| Data in this exercise |
○ ○ ○
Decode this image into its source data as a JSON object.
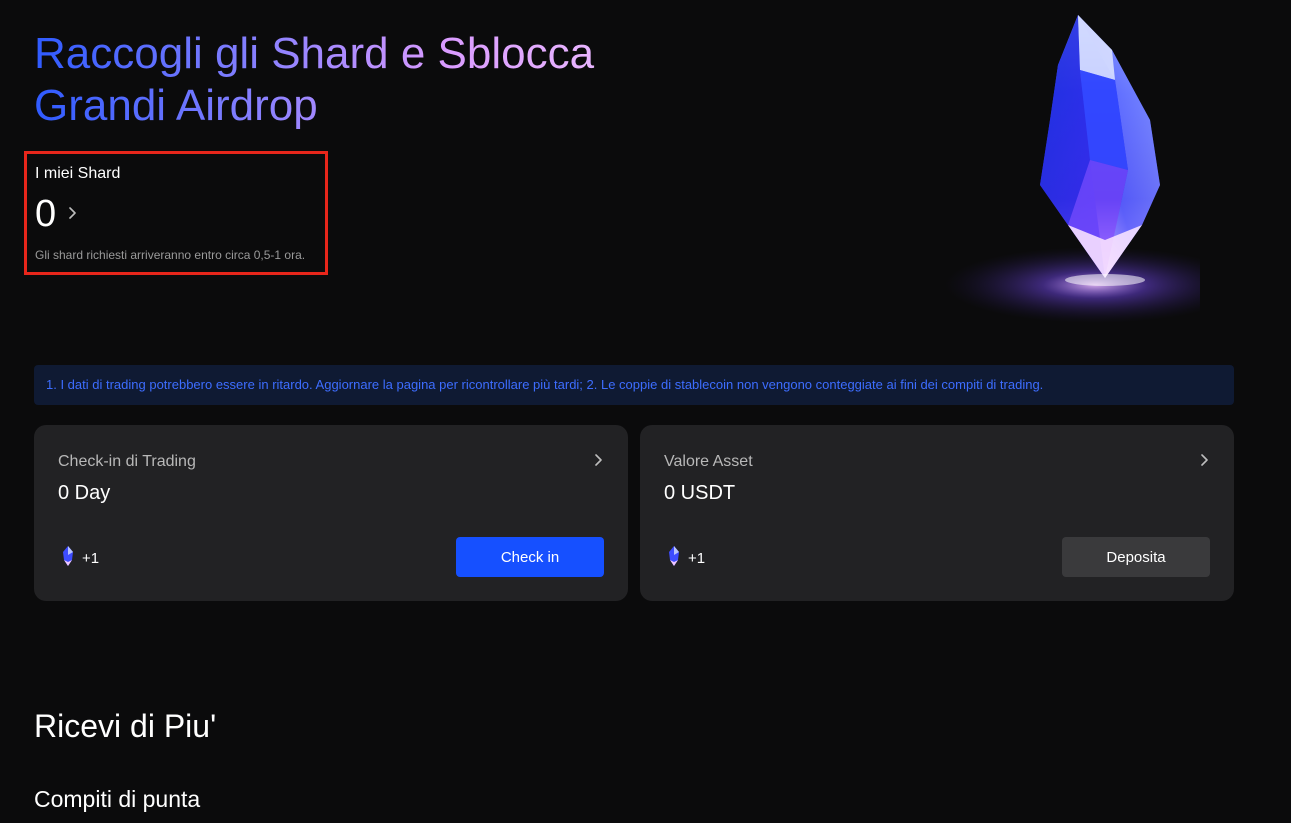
{
  "hero": {
    "title": "Raccogli gli Shard e Sblocca Grandi Airdrop"
  },
  "shards": {
    "label": "I miei Shard",
    "count": "0",
    "note": "Gli shard richiesti arriveranno entro circa 0,5-1 ora."
  },
  "notice": {
    "text": "1. I dati di trading potrebbero essere in ritardo. Aggiornare la pagina per ricontrollare più tardi; 2. Le coppie di stablecoin non vengono conteggiate ai fini dei compiti di trading."
  },
  "cards": [
    {
      "title": "Check-in di Trading",
      "value": "0 Day",
      "reward": "+1",
      "button": "Check in"
    },
    {
      "title": "Valore Asset",
      "value": "0 USDT",
      "reward": "+1",
      "button": "Deposita"
    }
  ],
  "sections": {
    "more_title": "Ricevi di Piu'",
    "top_tasks_title": "Compiti di punta"
  },
  "icons": {
    "chevron": "chevron-right-icon",
    "shard": "shard-gem-icon"
  },
  "colors": {
    "background": "#0b0b0c",
    "card": "#222224",
    "accent_blue": "#1650ff",
    "notice_text": "#3d6dff",
    "highlight_border": "#e8261b"
  }
}
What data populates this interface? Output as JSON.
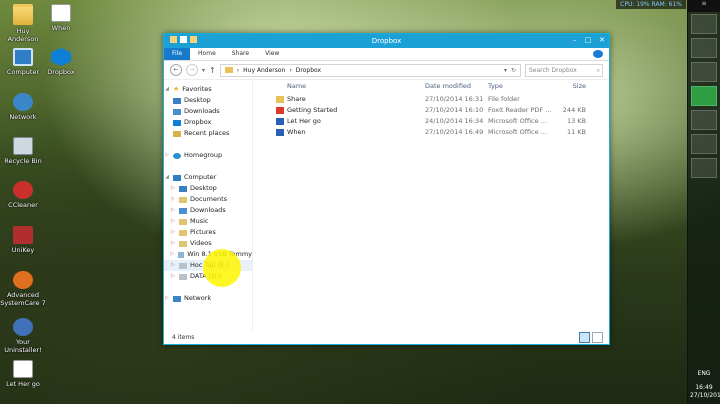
{
  "desktop": {
    "icons": [
      {
        "label": "Huy\nAnderson",
        "icon": "folder-icon"
      },
      {
        "label": "When",
        "icon": "document-icon"
      },
      {
        "label": "Computer",
        "icon": "computer-icon"
      },
      {
        "label": "Dropbox",
        "icon": "dropbox-icon"
      },
      {
        "label": "Network",
        "icon": "network-icon"
      },
      {
        "label": "Recycle Bin",
        "icon": "recycle-bin-icon"
      },
      {
        "label": "CCleaner",
        "icon": "ccleaner-icon"
      },
      {
        "label": "UniKey",
        "icon": "unikey-icon"
      },
      {
        "label": "Advanced\nSystemCare 7",
        "icon": "advanced-systemcare-icon"
      },
      {
        "label": "Your\nUninstaller!",
        "icon": "uninstaller-icon"
      },
      {
        "label": "Let Her go",
        "icon": "document-icon"
      }
    ]
  },
  "meter": {
    "text": "CPU: 19%   RAM: 61%"
  },
  "tray": {
    "lang": "ENG",
    "time": "16:49",
    "date": "27/10/201"
  },
  "window": {
    "title": "Dropbox",
    "ribbon_tabs": [
      "File",
      "Home",
      "Share",
      "View"
    ],
    "address": {
      "part1": "Huy Anderson",
      "part2": "Dropbox"
    },
    "search_placeholder": "Search Dropbox",
    "nav": {
      "favorites": "Favorites",
      "fav_items": [
        "Desktop",
        "Downloads",
        "Dropbox",
        "Recent places"
      ],
      "homegroup": "Homegroup",
      "computer": "Computer",
      "comp_items": [
        "Desktop",
        "Documents",
        "Downloads",
        "Music",
        "Pictures",
        "Videos",
        "Win 8.1 VS8 Tommy",
        "Hoc Tap (E:)",
        "DATA (G:)"
      ],
      "network": "Network"
    },
    "columns": {
      "name": "Name",
      "date": "Date modified",
      "type": "Type",
      "size": "Size"
    },
    "files": [
      {
        "name": "Share",
        "date": "27/10/2014 16:31",
        "type": "File folder",
        "size": ""
      },
      {
        "name": "Getting Started",
        "date": "27/10/2014 16:10",
        "type": "Foxit Reader PDF ...",
        "size": "244 KB"
      },
      {
        "name": "Let Her go",
        "date": "24/10/2014 16:34",
        "type": "Microsoft Office ...",
        "size": "13 KB"
      },
      {
        "name": "When",
        "date": "27/10/2014 16:49",
        "type": "Microsoft Office ...",
        "size": "11 KB"
      }
    ],
    "status": "4 items"
  }
}
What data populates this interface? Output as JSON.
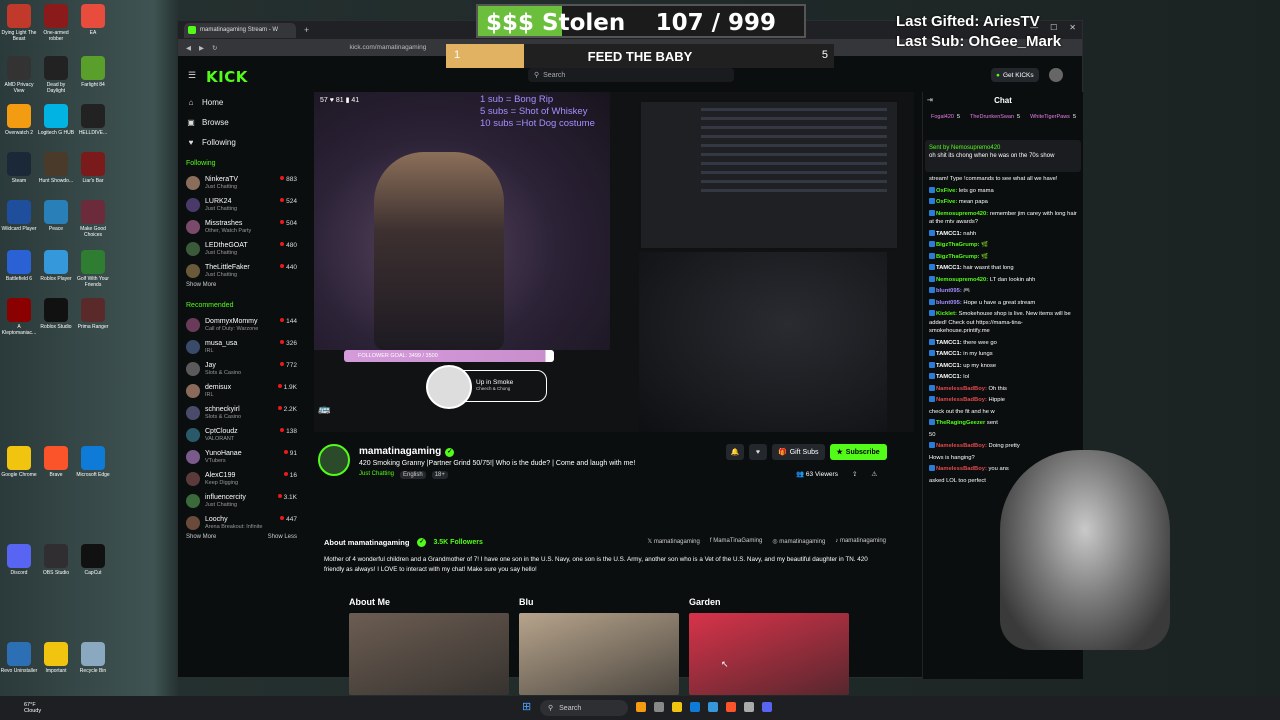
{
  "desktop_icons": [
    {
      "label": "Dying Light The Beast",
      "color": "#c0392b"
    },
    {
      "label": "One-armed robber",
      "color": "#8b1a1a"
    },
    {
      "label": "EA",
      "color": "#e74c3c"
    },
    {
      "label": "AMD Privacy View",
      "color": "#333"
    },
    {
      "label": "Dead by Daylight",
      "color": "#222"
    },
    {
      "label": "Farlight 84",
      "color": "#5a9e2b"
    },
    {
      "label": "Overwatch 2",
      "color": "#f39c12"
    },
    {
      "label": "Logitech G HUB",
      "color": "#00b3e3"
    },
    {
      "label": "HELLDIVE...",
      "color": "#222"
    },
    {
      "label": "Steam",
      "color": "#1b2838"
    },
    {
      "label": "Hunt Showdo...",
      "color": "#4a3a2a"
    },
    {
      "label": "Liar's Bar",
      "color": "#7a1a1a"
    },
    {
      "label": "Wildcard Player",
      "color": "#1f4f9c"
    },
    {
      "label": "Peace",
      "color": "#2980b9"
    },
    {
      "label": "Make Good Choices",
      "color": "#6b2b3a"
    },
    {
      "label": "Battlefield 6",
      "color": "#2a62d6"
    },
    {
      "label": "Roblox Player",
      "color": "#3498db"
    },
    {
      "label": "Golf With Your Friends",
      "color": "#2e7d32"
    },
    {
      "label": "A Kleptomaniac...",
      "color": "#8b0000"
    },
    {
      "label": "Roblox Studio",
      "color": "#111"
    },
    {
      "label": "Prima Ranger",
      "color": "#5a2a2a"
    },
    {
      "label": "Google Chrome",
      "color": "#f1c40f"
    },
    {
      "label": "Brave",
      "color": "#fb542b"
    },
    {
      "label": "Microsoft Edge",
      "color": "#0f7bd8"
    },
    {
      "label": "Discord",
      "color": "#5865f2"
    },
    {
      "label": "OBS Studio",
      "color": "#302e31"
    },
    {
      "label": "CapCut",
      "color": "#111"
    },
    {
      "label": "Revo Uninstaller",
      "color": "#2c6fb5"
    },
    {
      "label": "Important",
      "color": "#f1c40f"
    },
    {
      "label": "Recycle Bin",
      "color": "#8aa9c0"
    }
  ],
  "browser": {
    "tab_title": "mamatinagaming Stream - W",
    "new_tab": "+",
    "url": "kick.com/mamatinagaming",
    "window_controls": [
      "—",
      "☐",
      "✕"
    ]
  },
  "kick": {
    "logo": "KICK",
    "search_placeholder": "Search",
    "get_kicks": "Get KICKs",
    "nav": [
      {
        "icon": "home-icon",
        "glyph": "⌂",
        "label": "Home"
      },
      {
        "icon": "browse-icon",
        "glyph": "▣",
        "label": "Browse"
      },
      {
        "icon": "heart-icon",
        "glyph": "♥",
        "label": "Following"
      }
    ],
    "following_title": "Following",
    "following": [
      {
        "name": "NinkeraTV",
        "game": "Just Chatting",
        "viewers": "883",
        "color": "#8a6d5a"
      },
      {
        "name": "LURK24",
        "game": "Just Chatting",
        "viewers": "524",
        "color": "#4a3a6a"
      },
      {
        "name": "Misstrashes",
        "game": "Other, Watch Party",
        "viewers": "504",
        "color": "#7a4a6a"
      },
      {
        "name": "LEDtheGOAT",
        "game": "Just Chatting",
        "viewers": "480",
        "color": "#3a5a3a"
      },
      {
        "name": "TheLittleFaker",
        "game": "Just Chatting",
        "viewers": "440",
        "color": "#6a5a3a"
      }
    ],
    "show_more": "Show More",
    "recommended_title": "Recommended",
    "recommended": [
      {
        "name": "DommyxMommy",
        "game": "Call of Duty: Warzone",
        "viewers": "144",
        "color": "#6a3a5a"
      },
      {
        "name": "musa_usa",
        "game": "IRL",
        "viewers": "326",
        "color": "#3a4a6a"
      },
      {
        "name": "Jay",
        "game": "Slots & Casino",
        "viewers": "772",
        "color": "#5a5a5a"
      },
      {
        "name": "demisux",
        "game": "IRL",
        "viewers": "1.9K",
        "color": "#8a6a5a"
      },
      {
        "name": "schneckyirl",
        "game": "Slots & Casino",
        "viewers": "2.2K",
        "color": "#4a4a6a"
      },
      {
        "name": "CptCloudz",
        "game": "VALORANT",
        "viewers": "138",
        "color": "#2a5a6a"
      },
      {
        "name": "YunoHanae",
        "game": "VTubers",
        "viewers": "91",
        "color": "#7a5a8a"
      },
      {
        "name": "AlexC199",
        "game": "Keep Digging",
        "viewers": "16",
        "color": "#5a3a3a"
      },
      {
        "name": "influencercity",
        "game": "Just Chatting",
        "viewers": "3.1K",
        "color": "#3a6a3a"
      },
      {
        "name": "Loochy",
        "game": "Arena Breakout: Infinite",
        "viewers": "447",
        "color": "#6a4a3a"
      }
    ],
    "show_less": "Show Less"
  },
  "stream": {
    "overlay_stats": "57 ♥ 81 ▮ 41",
    "sub_menu": [
      "1 sub = Bong Rip",
      "5 subs = Shot of Whiskey",
      "10 subs =Hot Dog costume"
    ],
    "follower_goal": "FOLLOWER GOAL: 3499 / 3500",
    "follower_goal_fraction": 0.9997,
    "up_in_smoke": "Up in Smoke",
    "up_in_smoke_sub": "Cheech & Chong",
    "channel_name": "mamatinagaming",
    "title": "420 Smoking Granny |Partner Grind 50/75!| Who is the dude? | Come and laugh with me!",
    "category": "Just Chatting",
    "tags": [
      "English",
      "18+"
    ],
    "gift_subs": "Gift Subs",
    "subscribe": "Subscribe",
    "viewers": "63 Viewers"
  },
  "about": {
    "heading": "About mamatinagaming",
    "followers": "3.5K Followers",
    "socials": [
      "mamatinagaming",
      "MamaTinaGaming",
      "mamatinagaming",
      "mamatinagaming"
    ],
    "bio": "Mother of 4 wonderful children and a Grandmother of 7! I have one son in the U.S. Navy, one son is the U.S. Army, another son who is a Vet of the U.S. Navy, and my beautiful daughter in TN. 420 friendly as always! I LOVE to interact with my chat! Make sure you say hello!"
  },
  "panels": [
    {
      "title": "About Me",
      "color": "#6c5d52"
    },
    {
      "title": "Blu",
      "color": "#b7a48c"
    },
    {
      "title": "Garden",
      "color": "#d8334a"
    }
  ],
  "chat": {
    "title": "Chat",
    "gifters": [
      {
        "name": "Fogal420",
        "count": "5"
      },
      {
        "name": "TheDrunkenSwan",
        "count": "5"
      },
      {
        "name": "WhiteTigerPaws",
        "count": "5"
      }
    ],
    "pinned_by": "Sent by Nemosupremo420",
    "pinned_user": "Nemosupremo420",
    "pinned_text": "oh shit its chong when he was on the 70s show",
    "messages": [
      {
        "user": "",
        "text": "stream! Type !commands to see what all we have!",
        "color": "#ffffff"
      },
      {
        "user": "OxFive:",
        "text": "lets go mama",
        "color": "#53fc18"
      },
      {
        "user": "OxFive:",
        "text": "mean papa",
        "color": "#53fc18"
      },
      {
        "user": "Nemosupremo420:",
        "text": "remember jim carey with long hair at the mtv awards?",
        "color": "#53fc18"
      },
      {
        "user": "TAMCC1:",
        "text": "nahh",
        "color": "#ffffff"
      },
      {
        "user": "BigzThaGrump:",
        "text": "🌿",
        "color": "#53fc18"
      },
      {
        "user": "BigzThaGrump:",
        "text": "🌿",
        "color": "#53fc18"
      },
      {
        "user": "TAMCC1:",
        "text": "hair wasnt that long",
        "color": "#ffffff"
      },
      {
        "user": "Nemosupremo420:",
        "text": "LT dan lookin ahh",
        "color": "#53fc18"
      },
      {
        "user": "blunt095:",
        "text": "🎮",
        "color": "#a48fff"
      },
      {
        "user": "blunt095:",
        "text": "Hope u have a great stream",
        "color": "#a48fff"
      },
      {
        "user": "Kicklet:",
        "text": "Smokehouse shop is live. New items will be added! Check out https://mama-tina-smokehouse.printify.me",
        "color": "#53fc18"
      },
      {
        "user": "TAMCC1:",
        "text": "there wee go",
        "color": "#ffffff"
      },
      {
        "user": "TAMCC1:",
        "text": "in my lungs",
        "color": "#ffffff"
      },
      {
        "user": "TAMCC1:",
        "text": "up my knose",
        "color": "#ffffff"
      },
      {
        "user": "TAMCC1:",
        "text": "lol",
        "color": "#ffffff"
      },
      {
        "user": "NamelessBadBoy:",
        "text": "Oh this",
        "color": "#e0494b"
      },
      {
        "user": "NamelessBadBoy:",
        "text": "Hippie",
        "color": "#e0494b"
      },
      {
        "user": "",
        "text": "check out the fit and he w",
        "color": "#ffffff"
      },
      {
        "user": "TheRagingGeezer",
        "text": "sent",
        "color": "#53fc18"
      },
      {
        "user": "",
        "text": "50",
        "color": "#53fc18"
      },
      {
        "user": "NamelessBadBoy:",
        "text": "Doing pretty",
        "color": "#e0494b"
      },
      {
        "user": "",
        "text": "Hows is hanging?",
        "color": "#ffffff"
      },
      {
        "user": "NamelessBadBoy:",
        "text": "you ans",
        "color": "#e0494b"
      },
      {
        "user": "",
        "text": "asked LOL too perfect",
        "color": "#ffffff"
      }
    ]
  },
  "hud": {
    "stolen_label": "$$$ Stolen",
    "stolen_count": "107 / 999",
    "feed_left": "1",
    "feed_text": "FEED THE BABY",
    "feed_right": "5",
    "feed_fraction": 0.2,
    "last_gifted": "Last Gifted: AriesTV",
    "last_sub": "Last Sub: OhGee_Mark"
  },
  "taskbar": {
    "weather_temp": "67°F",
    "weather_desc": "Cloudy",
    "search": "Search"
  }
}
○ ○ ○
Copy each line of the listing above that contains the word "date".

| Task output |
    "date": "27/10/201"
      "date": "Date modified",
        "date": "27/10/2014 16:31",
        "date": "27/10/2014 16:10",
        "date": "24/10/2014 16:34",
        "date": "27/10/2014 16:49",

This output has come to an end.